The Internet started life as a report written by the Rand Corporation for the US government in the 60s. This outlined very much the modern view of Information supplanting material goods as the commodity of the coming century.
The US government agency ARPA, the Advanced Research Project Agency, invested several billion dollars in developing "Packet Switching Networks" through the early 70s. Initially, the customer for these was the US Department of Defense. However, many of the researchers contracted to carry out the work were academics. They became enamoured of the test systems they built, initially the research network was called the ARPANET, and later the Internet.
By the very early 80s, two other important pieces of technology had emerged. Firstly the workstation/server system was starting to emerge as the way to provide cost effective computing to the desktop.

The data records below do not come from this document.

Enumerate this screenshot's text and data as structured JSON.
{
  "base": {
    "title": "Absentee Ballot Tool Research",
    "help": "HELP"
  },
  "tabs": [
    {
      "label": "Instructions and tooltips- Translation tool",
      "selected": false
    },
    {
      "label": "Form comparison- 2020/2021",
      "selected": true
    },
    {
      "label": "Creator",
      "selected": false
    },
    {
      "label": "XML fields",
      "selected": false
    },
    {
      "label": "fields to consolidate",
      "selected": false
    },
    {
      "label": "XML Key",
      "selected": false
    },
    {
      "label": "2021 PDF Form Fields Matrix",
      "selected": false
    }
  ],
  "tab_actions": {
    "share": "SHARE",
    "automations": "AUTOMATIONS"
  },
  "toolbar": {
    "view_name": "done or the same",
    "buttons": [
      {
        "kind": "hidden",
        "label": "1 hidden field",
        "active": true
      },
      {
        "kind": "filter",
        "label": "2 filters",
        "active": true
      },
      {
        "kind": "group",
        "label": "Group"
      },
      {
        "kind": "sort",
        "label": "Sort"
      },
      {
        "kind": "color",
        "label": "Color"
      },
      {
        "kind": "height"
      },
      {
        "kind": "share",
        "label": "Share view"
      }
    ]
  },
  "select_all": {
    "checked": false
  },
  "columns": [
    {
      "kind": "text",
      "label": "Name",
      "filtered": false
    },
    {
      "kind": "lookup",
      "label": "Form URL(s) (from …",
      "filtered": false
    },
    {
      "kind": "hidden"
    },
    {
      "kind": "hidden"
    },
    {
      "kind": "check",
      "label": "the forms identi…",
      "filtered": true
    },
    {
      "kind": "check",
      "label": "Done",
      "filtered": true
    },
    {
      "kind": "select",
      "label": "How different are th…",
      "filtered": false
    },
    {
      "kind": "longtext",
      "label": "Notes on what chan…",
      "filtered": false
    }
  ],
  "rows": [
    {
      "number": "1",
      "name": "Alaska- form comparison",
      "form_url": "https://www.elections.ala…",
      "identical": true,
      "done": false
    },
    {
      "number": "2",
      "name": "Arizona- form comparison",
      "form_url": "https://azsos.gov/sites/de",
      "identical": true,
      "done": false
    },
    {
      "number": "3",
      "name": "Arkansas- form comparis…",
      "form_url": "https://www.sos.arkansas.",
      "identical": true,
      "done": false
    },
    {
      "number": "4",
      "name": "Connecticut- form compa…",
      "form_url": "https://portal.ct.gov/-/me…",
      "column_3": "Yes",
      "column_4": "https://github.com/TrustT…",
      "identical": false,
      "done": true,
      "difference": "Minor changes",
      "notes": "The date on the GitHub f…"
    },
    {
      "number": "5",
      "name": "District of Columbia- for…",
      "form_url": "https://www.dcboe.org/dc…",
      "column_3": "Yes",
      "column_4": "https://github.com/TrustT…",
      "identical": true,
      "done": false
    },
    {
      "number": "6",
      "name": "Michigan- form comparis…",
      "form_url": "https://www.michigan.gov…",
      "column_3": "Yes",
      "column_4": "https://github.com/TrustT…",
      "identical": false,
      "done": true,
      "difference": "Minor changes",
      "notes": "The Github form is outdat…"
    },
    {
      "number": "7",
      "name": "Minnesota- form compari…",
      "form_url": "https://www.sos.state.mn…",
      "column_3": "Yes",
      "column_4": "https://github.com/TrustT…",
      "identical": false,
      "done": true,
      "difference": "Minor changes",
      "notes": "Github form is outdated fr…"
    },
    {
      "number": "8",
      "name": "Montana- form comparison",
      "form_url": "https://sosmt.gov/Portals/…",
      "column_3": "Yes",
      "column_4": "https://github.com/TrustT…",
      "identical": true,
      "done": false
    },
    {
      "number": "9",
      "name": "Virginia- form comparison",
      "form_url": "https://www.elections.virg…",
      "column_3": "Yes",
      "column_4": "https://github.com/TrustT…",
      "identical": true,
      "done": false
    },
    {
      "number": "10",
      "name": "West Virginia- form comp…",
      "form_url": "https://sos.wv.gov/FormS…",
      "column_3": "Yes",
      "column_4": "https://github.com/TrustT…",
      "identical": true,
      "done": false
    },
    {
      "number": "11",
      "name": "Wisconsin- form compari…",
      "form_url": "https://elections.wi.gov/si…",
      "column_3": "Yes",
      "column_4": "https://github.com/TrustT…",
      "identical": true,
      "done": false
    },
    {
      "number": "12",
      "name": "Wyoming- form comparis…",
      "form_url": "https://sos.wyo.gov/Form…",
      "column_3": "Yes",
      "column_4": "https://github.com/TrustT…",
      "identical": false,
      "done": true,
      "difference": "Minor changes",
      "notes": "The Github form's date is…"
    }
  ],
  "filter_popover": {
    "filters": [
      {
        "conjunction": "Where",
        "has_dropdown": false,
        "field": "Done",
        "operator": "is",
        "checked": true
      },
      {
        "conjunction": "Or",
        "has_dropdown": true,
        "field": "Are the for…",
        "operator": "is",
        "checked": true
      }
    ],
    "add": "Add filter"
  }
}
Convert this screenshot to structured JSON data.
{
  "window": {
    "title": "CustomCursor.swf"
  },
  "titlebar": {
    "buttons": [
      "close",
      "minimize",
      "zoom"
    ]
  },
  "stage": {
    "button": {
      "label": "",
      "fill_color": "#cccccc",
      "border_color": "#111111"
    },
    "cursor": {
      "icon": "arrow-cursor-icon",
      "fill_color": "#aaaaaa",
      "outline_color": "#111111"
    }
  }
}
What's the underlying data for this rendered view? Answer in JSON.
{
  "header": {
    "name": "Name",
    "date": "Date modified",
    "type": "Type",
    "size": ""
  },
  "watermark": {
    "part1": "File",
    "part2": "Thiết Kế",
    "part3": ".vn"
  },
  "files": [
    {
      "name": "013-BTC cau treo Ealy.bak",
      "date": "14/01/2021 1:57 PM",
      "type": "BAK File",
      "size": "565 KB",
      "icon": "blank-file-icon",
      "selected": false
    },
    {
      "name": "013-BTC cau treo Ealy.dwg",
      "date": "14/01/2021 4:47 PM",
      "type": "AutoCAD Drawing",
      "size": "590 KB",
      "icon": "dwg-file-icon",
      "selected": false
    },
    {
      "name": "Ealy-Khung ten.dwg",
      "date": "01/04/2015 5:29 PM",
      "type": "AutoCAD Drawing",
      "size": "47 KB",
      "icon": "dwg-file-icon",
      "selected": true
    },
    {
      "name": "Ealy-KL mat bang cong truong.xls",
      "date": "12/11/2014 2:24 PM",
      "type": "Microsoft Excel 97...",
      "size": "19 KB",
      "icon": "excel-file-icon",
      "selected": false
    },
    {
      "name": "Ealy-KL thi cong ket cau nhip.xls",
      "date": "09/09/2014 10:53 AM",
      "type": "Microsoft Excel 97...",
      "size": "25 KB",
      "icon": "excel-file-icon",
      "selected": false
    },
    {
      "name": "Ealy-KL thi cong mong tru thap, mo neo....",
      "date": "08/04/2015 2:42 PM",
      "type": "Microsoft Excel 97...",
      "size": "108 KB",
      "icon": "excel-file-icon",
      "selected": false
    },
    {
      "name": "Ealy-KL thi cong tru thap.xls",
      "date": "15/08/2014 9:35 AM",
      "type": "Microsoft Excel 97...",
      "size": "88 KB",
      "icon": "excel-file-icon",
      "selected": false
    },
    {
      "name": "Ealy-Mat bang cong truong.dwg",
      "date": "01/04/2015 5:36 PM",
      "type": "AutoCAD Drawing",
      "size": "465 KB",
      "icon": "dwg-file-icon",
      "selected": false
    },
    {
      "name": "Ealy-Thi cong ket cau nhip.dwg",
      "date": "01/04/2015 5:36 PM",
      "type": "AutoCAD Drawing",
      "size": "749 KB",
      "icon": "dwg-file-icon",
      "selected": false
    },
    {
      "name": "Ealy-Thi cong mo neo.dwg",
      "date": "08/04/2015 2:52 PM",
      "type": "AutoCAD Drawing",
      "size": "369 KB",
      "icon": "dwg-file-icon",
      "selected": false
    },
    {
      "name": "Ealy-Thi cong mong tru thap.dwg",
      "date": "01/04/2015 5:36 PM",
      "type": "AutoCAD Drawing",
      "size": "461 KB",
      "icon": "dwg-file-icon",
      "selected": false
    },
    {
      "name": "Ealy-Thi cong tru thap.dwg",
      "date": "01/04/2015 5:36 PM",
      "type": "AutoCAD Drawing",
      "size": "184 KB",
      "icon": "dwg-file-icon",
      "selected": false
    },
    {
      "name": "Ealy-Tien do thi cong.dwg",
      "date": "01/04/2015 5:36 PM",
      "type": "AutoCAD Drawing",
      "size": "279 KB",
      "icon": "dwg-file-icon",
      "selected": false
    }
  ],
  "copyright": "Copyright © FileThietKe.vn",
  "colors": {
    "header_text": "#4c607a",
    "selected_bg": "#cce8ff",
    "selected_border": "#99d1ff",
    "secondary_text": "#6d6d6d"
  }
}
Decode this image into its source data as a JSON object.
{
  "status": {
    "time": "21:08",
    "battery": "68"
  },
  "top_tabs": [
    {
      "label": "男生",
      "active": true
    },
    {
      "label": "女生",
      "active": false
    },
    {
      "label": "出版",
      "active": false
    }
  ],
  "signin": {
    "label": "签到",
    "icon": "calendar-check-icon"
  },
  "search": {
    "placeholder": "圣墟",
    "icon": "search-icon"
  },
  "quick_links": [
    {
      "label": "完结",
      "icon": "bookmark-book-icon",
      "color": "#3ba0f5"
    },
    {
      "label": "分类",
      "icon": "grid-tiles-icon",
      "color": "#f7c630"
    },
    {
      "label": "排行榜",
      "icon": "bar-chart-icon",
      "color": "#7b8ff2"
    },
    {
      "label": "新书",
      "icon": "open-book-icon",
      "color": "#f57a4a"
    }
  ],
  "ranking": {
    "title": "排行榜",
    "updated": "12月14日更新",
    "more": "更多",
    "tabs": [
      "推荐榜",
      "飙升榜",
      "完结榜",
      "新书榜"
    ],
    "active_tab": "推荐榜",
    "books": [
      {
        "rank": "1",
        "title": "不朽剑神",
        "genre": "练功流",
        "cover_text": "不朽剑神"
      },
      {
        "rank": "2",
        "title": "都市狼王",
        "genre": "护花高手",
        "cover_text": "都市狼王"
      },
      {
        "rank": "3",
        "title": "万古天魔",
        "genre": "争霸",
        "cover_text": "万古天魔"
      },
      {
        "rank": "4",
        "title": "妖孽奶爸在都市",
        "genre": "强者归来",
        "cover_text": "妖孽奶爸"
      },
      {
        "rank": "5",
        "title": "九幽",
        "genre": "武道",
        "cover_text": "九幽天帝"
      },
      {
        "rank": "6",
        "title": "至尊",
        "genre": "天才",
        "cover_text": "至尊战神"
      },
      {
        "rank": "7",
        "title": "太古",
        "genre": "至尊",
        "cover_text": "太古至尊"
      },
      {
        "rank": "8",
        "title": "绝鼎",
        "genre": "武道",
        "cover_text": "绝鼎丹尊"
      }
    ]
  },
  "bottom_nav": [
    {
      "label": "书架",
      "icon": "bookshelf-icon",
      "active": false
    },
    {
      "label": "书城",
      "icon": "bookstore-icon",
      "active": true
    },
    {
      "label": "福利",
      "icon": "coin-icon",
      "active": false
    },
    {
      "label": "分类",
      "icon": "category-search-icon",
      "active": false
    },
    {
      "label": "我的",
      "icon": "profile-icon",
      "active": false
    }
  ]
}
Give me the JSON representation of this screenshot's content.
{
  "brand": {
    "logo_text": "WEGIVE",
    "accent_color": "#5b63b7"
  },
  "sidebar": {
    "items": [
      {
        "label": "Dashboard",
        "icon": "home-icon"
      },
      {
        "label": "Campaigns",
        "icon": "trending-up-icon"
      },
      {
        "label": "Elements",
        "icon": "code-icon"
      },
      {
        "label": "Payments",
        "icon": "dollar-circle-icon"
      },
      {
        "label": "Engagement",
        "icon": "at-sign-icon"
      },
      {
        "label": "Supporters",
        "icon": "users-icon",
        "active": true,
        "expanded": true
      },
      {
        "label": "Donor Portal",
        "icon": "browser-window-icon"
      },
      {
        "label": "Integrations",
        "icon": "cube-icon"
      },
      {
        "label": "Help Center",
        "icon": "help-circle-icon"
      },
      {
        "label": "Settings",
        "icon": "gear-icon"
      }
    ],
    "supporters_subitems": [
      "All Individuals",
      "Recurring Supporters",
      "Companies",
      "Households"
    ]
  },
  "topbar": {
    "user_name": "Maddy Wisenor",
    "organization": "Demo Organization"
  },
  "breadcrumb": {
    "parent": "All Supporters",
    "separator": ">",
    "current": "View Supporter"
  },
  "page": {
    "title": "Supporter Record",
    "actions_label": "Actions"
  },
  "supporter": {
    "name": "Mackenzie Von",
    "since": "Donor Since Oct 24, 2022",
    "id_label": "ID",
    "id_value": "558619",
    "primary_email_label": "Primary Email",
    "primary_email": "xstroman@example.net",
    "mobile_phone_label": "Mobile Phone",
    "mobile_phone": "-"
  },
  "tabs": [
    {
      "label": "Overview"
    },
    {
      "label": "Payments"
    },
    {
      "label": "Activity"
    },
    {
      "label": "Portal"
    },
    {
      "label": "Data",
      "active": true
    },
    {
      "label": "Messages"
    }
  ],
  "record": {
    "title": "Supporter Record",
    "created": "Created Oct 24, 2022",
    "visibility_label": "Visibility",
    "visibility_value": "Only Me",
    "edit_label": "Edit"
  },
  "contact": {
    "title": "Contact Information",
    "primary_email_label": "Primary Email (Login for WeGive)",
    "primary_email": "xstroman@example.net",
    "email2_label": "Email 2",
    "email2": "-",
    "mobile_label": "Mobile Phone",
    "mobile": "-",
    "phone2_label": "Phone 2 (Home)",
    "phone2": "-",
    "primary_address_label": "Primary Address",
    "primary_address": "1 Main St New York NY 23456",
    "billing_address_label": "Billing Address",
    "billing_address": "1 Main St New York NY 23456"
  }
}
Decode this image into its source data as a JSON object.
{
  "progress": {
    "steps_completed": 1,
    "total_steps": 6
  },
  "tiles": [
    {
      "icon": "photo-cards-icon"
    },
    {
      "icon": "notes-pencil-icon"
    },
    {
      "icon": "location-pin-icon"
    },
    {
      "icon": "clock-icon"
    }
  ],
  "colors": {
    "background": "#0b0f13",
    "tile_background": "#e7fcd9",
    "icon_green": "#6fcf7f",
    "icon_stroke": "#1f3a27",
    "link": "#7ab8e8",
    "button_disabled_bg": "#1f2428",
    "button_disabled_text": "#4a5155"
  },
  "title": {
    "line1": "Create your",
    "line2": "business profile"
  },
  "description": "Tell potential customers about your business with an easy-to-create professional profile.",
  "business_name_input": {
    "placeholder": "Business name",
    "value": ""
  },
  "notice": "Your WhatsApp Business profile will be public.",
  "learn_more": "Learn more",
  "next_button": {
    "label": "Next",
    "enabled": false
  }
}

Secondly, the Ethernet Local Area Network was accepted broadly as the way of providing communications between the desktop and server computers in the same organisation.
The same researchers used all these systems for computing, local, and national (US) communications.
A curious footnote to this history was that the US government funded most of the initial implementations of the Internet technology on the basis that it would be made freely available to others.
This was in direct contrast to the expensive communications solutions provided by computing and telecommunications companies that conformed with International Standards promulgated by the ITU (International Telecommunications Union) and ISO (International Standards Organisation).
By the late eighties, a large proportion of universities and research labs in Europe and the US had access to the Internet through largely government subsidised network links leased from the Public Network Operators. However this changed rapidly, so that now many Internet connections are paid for directly by the subscribing organisation.
On the standards front, it became obvious that people were 'voting with their feet", but that the Internet Protocols (the communications languages used to glue all this together) needed to have a more acceptable status. Hence, the Internet Society, an International not-for-profit professional body formed to allow individuals, government agencies and companies to have a direct say in the direction that the protocols and the technology could move.
This is now very much the state we are in today, and except for one other thing, would not really explain the very recent massive growth in interest in the Internet. That one thing is the World Wide Web, of which more in a moment.